(Requirement)
Would you repeat every line of the material exactly?

(Entries shown)
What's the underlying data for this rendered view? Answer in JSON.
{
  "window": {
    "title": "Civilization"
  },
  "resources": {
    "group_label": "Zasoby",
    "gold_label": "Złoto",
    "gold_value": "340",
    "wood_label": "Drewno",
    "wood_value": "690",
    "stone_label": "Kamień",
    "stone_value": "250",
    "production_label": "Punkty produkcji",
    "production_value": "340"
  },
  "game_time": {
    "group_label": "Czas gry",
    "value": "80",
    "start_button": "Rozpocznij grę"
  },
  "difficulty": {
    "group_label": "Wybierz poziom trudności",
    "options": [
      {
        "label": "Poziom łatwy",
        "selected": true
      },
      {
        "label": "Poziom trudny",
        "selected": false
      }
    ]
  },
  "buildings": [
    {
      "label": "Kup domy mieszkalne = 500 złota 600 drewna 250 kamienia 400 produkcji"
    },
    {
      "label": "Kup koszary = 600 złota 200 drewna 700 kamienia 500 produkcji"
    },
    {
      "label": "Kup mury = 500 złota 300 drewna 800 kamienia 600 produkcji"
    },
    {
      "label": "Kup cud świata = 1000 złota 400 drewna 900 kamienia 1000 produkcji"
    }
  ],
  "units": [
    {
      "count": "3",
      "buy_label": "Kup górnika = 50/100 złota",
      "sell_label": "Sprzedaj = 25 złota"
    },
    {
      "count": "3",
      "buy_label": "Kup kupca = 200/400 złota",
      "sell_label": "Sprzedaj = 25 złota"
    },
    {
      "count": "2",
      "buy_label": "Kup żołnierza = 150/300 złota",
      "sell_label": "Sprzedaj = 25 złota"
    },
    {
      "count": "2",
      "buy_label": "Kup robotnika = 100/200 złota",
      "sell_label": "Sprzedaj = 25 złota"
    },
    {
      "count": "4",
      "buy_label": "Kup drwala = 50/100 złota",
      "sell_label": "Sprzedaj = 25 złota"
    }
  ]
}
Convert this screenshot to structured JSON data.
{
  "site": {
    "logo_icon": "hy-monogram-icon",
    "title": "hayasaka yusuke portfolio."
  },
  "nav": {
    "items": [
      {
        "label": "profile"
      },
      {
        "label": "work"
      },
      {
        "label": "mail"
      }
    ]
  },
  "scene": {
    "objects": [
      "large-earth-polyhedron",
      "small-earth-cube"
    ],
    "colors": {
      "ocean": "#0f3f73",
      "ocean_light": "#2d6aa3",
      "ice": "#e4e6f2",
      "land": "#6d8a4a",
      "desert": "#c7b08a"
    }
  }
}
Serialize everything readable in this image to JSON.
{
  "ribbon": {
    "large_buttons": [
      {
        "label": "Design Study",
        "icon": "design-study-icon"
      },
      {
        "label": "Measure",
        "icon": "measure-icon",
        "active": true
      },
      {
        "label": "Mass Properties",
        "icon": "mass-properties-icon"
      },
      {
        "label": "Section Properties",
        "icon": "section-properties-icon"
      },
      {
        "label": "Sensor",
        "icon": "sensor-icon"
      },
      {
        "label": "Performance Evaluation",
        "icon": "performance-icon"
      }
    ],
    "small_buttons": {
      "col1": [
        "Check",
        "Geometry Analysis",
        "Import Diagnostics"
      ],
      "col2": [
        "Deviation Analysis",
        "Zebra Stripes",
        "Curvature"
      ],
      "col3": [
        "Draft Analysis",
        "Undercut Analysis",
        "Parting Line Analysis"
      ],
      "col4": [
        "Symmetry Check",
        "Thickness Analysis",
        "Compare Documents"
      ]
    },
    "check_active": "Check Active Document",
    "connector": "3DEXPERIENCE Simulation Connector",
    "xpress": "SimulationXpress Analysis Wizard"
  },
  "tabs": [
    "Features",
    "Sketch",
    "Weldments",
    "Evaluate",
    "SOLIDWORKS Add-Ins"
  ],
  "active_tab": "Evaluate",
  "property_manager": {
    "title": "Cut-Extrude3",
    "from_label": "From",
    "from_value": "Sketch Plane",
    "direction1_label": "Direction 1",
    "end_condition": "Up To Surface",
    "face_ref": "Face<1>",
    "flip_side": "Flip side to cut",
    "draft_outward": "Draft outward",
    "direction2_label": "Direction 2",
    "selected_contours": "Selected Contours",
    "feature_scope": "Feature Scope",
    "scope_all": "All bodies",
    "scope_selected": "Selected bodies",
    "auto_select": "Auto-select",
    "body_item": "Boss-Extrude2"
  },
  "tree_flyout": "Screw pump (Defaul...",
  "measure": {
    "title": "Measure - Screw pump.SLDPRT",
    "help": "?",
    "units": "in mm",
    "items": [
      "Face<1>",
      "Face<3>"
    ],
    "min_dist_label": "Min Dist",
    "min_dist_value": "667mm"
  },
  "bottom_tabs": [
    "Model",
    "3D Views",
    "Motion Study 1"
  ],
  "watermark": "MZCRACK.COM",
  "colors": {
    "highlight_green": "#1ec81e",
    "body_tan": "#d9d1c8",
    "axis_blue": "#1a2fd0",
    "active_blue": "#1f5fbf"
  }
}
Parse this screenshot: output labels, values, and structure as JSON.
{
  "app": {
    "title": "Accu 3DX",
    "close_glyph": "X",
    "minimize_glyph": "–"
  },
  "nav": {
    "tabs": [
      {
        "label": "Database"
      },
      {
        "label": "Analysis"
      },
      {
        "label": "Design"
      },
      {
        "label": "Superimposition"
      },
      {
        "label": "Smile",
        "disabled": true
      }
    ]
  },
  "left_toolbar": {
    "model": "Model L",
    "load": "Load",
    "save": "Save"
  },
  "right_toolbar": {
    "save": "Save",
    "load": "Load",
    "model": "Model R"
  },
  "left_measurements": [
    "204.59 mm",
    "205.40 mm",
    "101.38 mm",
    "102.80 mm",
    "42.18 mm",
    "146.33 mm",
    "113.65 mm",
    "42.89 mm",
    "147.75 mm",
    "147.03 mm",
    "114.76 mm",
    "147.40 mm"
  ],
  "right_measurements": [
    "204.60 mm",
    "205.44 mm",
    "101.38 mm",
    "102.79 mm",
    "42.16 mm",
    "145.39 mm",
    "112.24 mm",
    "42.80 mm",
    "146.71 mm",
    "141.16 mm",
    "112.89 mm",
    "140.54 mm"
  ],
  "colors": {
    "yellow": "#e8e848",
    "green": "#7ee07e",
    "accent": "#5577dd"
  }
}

(Final answer)
What's the underlying data for this rendered view? Answer in JSON.
{
  "window": {
    "title": "Civilization"
  },
  "resources": {
    "group_label": "Zasoby",
    "gold_label": "Złoto",
    "gold_value": "340",
    "wood_label": "Drewno",
    "wood_value": "690",
    "stone_label": "Kamień",
    "stone_value": "250",
    "production_label": "Punkty produkcji",
    "production_value": "340"
  },
  "game_time": {
    "group_label": "Czas gry",
    "value": "80",
    "start_button": "Rozpocznij grę"
  },
  "difficulty": {
    "group_label": "Wybierz poziom trudności",
    "options": [
      {
        "label": "Poziom łatwy",
        "selected": true
      },
      {
        "label": "Poziom trudny",
        "selected": false
      }
    ]
  },
  "buildings": [
    {
      "label": "Kup domy mieszkalne = 500 złota 600 drewna 250 kamienia 400 produkcji"
    },
    {
      "label": "Kup koszary = 600 złota 200 drewna 700 kamienia 500 produkcji"
    },
    {
      "label": "Kup mury = 500 złota 300 drewna 800 kamienia 600 produkcji"
    },
    {
      "label": "Kup cud świata = 1000 złota 400 drewna 900 kamienia 1000 produkcji"
    }
  ],
  "units": [
    {
      "count": "3",
      "buy_label": "Kup górnika = 50/100 złota",
      "sell_label": "Sprzedaj = 25 złota"
    },
    {
      "count": "3",
      "buy_label": "Kup kupca = 200/400 złota",
      "sell_label": "Sprzedaj = 25 złota"
    },
    {
      "count": "2",
      "buy_label": "Kup żołnierza = 150/300 złota",
      "sell_label": "Sprzedaj = 25 złota"
    },
    {
      "count": "2",
      "buy_label": "Kup robotnika = 100/200 złota",
      "sell_label": "Sprzedaj = 25 złota"
    },
    {
      "count": "4",
      "buy_label": "Kup drwala = 50/100 złota",
      "sell_label": "Sprzedaj = 25 złota"
    }
  ]
}
Convert this screenshot to structured JSON data.
{
  "site": {
    "logo_icon": "hy-monogram-icon",
    "title": "hayasaka yusuke portfolio."
  },
  "nav": {
    "items": [
      {
        "label": "profile"
      },
      {
        "label": "work"
      },
      {
        "label": "mail"
      }
    ]
  },
  "scene": {
    "objects": [
      "large-earth-polyhedron",
      "small-earth-cube"
    ],
    "colors": {
      "ocean": "#0f3f73",
      "ocean_light": "#2d6aa3",
      "ice": "#e4e6f2",
      "land": "#6d8a4a",
      "desert": "#c7b08a"
    }
  }
}
Serialize everything readable in this image to JSON.
{
  "ribbon": {
    "large_buttons": [
      {
        "label": "Design Study",
        "icon": "design-study-icon"
      },
      {
        "label": "Measure",
        "icon": "measure-icon",
        "active": true
      },
      {
        "label": "Mass Properties",
        "icon": "mass-properties-icon"
      },
      {
        "label": "Section Properties",
        "icon": "section-properties-icon"
      },
      {
        "label": "Sensor",
        "icon": "sensor-icon"
      },
      {
        "label": "Performance Evaluation",
        "icon": "performance-icon"
      }
    ],
    "small_buttons": {
      "col1": [
        "Check",
        "Geometry Analysis",
        "Import Diagnostics"
      ],
      "col2": [
        "Deviation Analysis",
        "Zebra Stripes",
        "Curvature"
      ],
      "col3": [
        "Draft Analysis",
        "Undercut Analysis",
        "Parting Line Analysis"
      ],
      "col4": [
        "Symmetry Check",
        "Thickness Analysis",
        "Compare Documents"
      ]
    },
    "check_active": "Check Active Document",
    "connector": "3DEXPERIENCE Simulation Connector",
    "xpress": "SimulationXpress Analysis Wizard"
  },
  "tabs": [
    "Features",
    "Sketch",
    "Weldments",
    "Evaluate",
    "SOLIDWORKS Add-Ins"
  ],
  "active_tab": "Evaluate",
  "property_manager": {
    "title": "Cut-Extrude3",
    "from_label": "From",
    "from_value": "Sketch Plane",
    "direction1_label": "Direction 1",
    "end_condition": "Up To Surface",
    "face_ref": "Face<1>",
    "flip_side": "Flip side to cut",
    "draft_outward": "Draft outward",
    "direction2_label": "Direction 2",
    "selected_contours": "Selected Contours",
    "feature_scope": "Feature Scope",
    "scope_all": "All bodies",
    "scope_selected": "Selected bodies",
    "auto_select": "Auto-select",
    "body_item": "Boss-Extrude2"
  },
  "tree_flyout": "Screw pump (Defaul...",
  "measure": {
    "title": "Measure - Screw pump.SLDPRT",
    "help": "?",
    "units": "in mm",
    "items": [
      "Face<1>",
      "Face<3>"
    ],
    "min_dist_label": "Min Dist",
    "min_dist_value": "667mm"
  },
  "bottom_tabs": [
    "Model",
    "3D Views",
    "Motion Study 1"
  ],
  "watermark": "MZCRACK.COM",
  "colors": {
    "highlight_green": "#1ec81e",
    "body_tan": "#d9d1c8",
    "axis_blue": "#1a2fd0",
    "active_blue": "#1f5fbf"
  }
}
Parse this screenshot: output labels, values, and structure as JSON.
{
  "app": {
    "title": "Accu 3DX",
    "close_glyph": "X",
    "minimize_glyph": "–"
  },
  "nav": {
    "tabs": [
      {
        "label": "Database"
      },
      {
        "label": "Analysis"
      },
      {
        "label": "Design"
      },
      {
        "label": "Superimposition"
      },
      {
        "label": "Smile",
        "disabled": true
      }
    ]
  },
  "left_toolbar": {
    "model": "Model L",
    "load": "Load",
    "save": "Save"
  },
  "right_toolbar": {
    "save": "Save",
    "load": "Load",
    "model": "Model R"
  },
  "left_measurements": [
    "204.59 mm",
    "205.40 mm",
    "101.38 mm",
    "102.80 mm",
    "42.18 mm",
    "146.33 mm",
    "113.65 mm",
    "42.89 mm",
    "147.75 mm",
    "147.03 mm",
    "114.76 mm",
    "147.40 mm"
  ],
  "right_measurements": [
    "204.60 mm",
    "205.44 mm",
    "101.38 mm",
    "102.79 mm",
    "42.16 mm",
    "145.39 mm",
    "112.24 mm",
    "42.80 mm",
    "146.71 mm",
    "141.16 mm",
    "112.89 mm",
    "140.54 mm"
  ],
  "colors": {
    "yellow": "#e8e848",
    "green": "#7ee07e",
    "accent": "#5577dd"
  }
}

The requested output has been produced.